US rejects proposals to regulate Internet

Russian-led proposals would create 'chilling environment' for Web

Tags: International Telecommunication UnionUnited Arab Emirates
  • E-Mail
US rejects proposals to regulate Internet The US believes the ITU should focus on telecoms infrastructure.
By  Roger Field Published  December 11, 2012

The US has called on the ITU to focus on regulating the telecoms sector and not the Internet, at the organisation's ongoing 12-day conference in Dubai.

Speaking at the event on Saturday, Terry Kramer, ambassador, Department of State, USA, said that the US was "candidly disappointed" by a proposal co-signed by Russia, China, Saudi Arabia, Algeria, Sudan and the UAE, which called for regulation that would allow countries to block access to websites and take control of allotting Internet addresses.

Kramer appeared hopeful that the ITU would decide against formalising the proposal, which he said would diminish the "free and open" nature of the Internet.

"That proposal hasn't been formalised yet in terms of being accepted by the ITU for formal review.

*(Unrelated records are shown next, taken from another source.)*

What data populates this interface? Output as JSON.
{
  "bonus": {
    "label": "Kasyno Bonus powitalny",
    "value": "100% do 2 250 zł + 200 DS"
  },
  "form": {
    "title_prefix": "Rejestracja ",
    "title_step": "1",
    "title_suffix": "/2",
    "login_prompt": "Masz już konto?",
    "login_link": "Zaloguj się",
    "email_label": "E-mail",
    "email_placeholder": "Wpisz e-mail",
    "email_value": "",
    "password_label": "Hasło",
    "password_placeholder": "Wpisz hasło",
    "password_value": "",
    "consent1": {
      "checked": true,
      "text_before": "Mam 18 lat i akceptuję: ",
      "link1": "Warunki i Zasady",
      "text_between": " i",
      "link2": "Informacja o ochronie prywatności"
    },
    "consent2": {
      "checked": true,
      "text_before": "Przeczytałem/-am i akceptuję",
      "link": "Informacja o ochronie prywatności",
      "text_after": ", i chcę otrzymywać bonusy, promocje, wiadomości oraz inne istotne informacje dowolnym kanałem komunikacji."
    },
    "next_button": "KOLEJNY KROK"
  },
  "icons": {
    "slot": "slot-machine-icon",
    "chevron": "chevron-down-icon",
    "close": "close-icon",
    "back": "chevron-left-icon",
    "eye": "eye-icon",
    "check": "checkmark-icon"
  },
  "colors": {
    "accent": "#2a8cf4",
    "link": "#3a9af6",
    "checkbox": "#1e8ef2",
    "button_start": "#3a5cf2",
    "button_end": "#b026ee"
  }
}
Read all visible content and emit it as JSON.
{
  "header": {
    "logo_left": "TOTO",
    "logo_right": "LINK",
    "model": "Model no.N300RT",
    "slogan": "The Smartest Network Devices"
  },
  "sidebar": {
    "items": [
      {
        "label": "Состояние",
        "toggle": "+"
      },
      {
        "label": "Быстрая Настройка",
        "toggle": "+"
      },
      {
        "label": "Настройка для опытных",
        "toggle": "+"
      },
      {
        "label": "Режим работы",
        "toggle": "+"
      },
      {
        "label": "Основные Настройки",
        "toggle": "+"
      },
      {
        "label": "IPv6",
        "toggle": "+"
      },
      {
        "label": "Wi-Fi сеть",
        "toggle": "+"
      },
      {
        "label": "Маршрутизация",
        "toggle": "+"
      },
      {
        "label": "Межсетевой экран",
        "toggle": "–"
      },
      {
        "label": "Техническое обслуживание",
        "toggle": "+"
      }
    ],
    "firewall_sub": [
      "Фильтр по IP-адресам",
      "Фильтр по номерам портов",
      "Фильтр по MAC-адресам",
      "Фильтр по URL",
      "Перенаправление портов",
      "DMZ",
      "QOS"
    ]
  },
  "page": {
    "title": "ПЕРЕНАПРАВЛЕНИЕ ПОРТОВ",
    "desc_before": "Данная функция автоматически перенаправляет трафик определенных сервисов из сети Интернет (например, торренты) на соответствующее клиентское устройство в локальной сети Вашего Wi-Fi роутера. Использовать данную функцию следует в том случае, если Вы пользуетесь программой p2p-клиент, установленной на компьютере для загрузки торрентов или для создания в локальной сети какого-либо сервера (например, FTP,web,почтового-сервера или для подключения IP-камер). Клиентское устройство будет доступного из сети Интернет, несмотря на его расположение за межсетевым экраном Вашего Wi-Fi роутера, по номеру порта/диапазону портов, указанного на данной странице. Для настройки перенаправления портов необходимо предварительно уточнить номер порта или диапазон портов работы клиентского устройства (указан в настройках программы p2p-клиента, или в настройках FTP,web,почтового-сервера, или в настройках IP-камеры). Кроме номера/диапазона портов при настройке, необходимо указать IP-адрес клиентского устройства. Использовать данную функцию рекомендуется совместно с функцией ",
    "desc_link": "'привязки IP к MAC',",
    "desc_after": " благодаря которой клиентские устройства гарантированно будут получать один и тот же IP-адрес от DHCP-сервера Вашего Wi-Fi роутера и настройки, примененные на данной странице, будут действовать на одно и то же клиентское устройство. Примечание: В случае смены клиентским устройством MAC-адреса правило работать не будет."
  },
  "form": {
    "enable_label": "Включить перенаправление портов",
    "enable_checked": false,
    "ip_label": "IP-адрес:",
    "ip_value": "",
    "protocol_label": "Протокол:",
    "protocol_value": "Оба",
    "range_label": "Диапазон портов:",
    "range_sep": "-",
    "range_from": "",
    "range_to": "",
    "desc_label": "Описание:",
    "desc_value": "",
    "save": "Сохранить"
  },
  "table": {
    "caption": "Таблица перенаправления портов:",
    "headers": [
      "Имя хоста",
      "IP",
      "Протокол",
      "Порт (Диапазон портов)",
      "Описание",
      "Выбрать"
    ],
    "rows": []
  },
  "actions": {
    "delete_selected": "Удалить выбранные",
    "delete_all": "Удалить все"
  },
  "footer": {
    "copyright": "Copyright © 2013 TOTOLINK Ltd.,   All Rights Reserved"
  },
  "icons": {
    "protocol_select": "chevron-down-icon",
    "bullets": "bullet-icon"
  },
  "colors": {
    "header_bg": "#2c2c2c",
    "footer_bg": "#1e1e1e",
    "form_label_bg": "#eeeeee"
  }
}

It will be interesting to see how that is handled," he said.

"We were surprised and disappointed candidly about what was included there because it fundamentally includes the Internet. It creates an open door for review of content and potential censorship. It will create a chilling environment for the Internet."

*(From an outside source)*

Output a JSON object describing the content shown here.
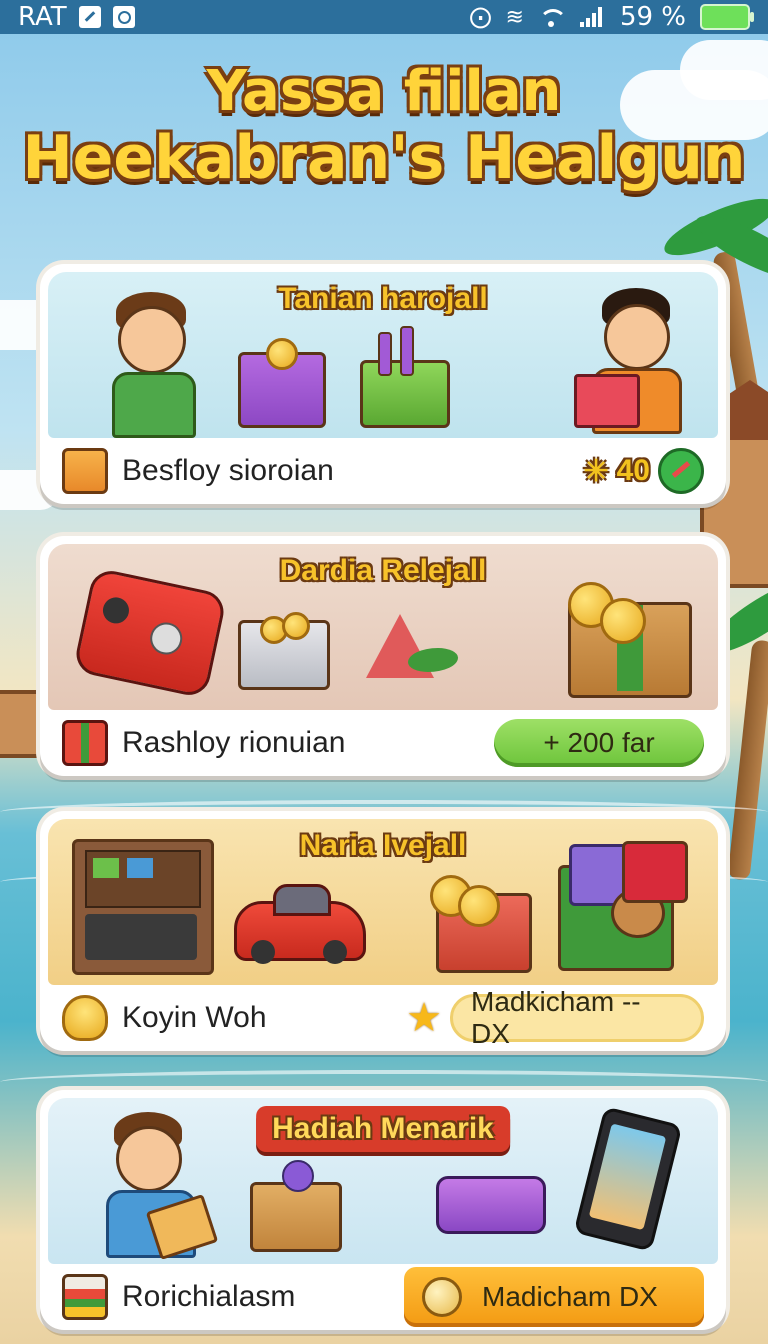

He added that the Web worked best when policed by multiple stakeholders, rather than just governments.

"If you look at the Internet space it is set and ripe for multi stake-holder governance. It works best when you have a variety of people that have the technical expertise, an ability to be agile in the way they look at issues, people that are global in nature. They just aren't governments by themselves but they are members of civil society and industry. That dynamic nature of multi stakeholder organisations is fit for purpose for the Internet and ensuring success," he said.

Kramer added that Dr Hamadoun Touré, Secretary-General, ITU, had "done a terrific job" in terms of clarifying what the conference should achieve. However, he added that "a variety of proposals" relating to the Internet had been submitted by other nations that led the conference off-track.

Kremer instead called for the conference to focus on issues directly related to telecoms, including the deployment of broadband infrastructure and international roaming.

"Let's all agree that advancing international telecoms services, advancing the networks that support broadband, transparency in mobile roaming. Let's focus on those things that matter most and if there are other issues around the Internet, let's find an acceptable place to discuss those. But let's not pollute this conference, let's not hijack this conference - we want to come out of this thing with success."

2229 days ago
Vinod Mehra

Internet is a free world and should remain so.

Add a Comment

Your display name This field is mandatory

Your e-mail address This field is mandatory (Your e-mail address won't be published)

Security code